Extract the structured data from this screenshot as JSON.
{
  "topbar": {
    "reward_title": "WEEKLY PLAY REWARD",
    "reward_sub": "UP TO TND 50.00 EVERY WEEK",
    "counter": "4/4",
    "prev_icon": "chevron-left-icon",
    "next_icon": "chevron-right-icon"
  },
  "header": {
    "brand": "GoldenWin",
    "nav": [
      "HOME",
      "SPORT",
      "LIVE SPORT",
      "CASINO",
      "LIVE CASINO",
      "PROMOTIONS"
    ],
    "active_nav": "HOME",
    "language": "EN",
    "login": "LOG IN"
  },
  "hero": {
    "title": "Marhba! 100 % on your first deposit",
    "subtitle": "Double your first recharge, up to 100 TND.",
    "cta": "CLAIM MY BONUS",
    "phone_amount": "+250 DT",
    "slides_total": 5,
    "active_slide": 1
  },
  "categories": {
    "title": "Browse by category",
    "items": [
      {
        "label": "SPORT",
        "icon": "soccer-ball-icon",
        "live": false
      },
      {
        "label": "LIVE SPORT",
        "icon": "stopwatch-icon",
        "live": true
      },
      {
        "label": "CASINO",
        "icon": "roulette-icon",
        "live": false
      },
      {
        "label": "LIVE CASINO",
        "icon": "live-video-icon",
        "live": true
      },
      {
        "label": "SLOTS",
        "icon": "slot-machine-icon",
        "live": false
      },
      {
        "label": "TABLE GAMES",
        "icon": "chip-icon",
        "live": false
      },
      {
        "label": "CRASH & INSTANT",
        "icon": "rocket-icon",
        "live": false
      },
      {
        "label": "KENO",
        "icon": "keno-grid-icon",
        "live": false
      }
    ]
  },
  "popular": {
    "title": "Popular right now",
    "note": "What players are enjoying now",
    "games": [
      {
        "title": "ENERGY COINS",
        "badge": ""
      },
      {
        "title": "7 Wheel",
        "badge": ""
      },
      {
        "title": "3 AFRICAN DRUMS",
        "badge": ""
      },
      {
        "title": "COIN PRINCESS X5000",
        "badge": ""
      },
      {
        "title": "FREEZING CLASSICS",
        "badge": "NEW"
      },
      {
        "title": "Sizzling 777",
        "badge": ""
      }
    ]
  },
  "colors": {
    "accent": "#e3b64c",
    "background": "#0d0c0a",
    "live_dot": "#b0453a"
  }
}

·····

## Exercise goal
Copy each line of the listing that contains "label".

## Answer to the problem
        "label": "SPORT",
        "label": "LIVE SPORT",
        "label": "CASINO",
        "label": "LIVE CASINO",
        "label": "SLOTS",
        "label": "TABLE GAMES",
        "label": "CRASH & INSTANT",
        "label": "KENO",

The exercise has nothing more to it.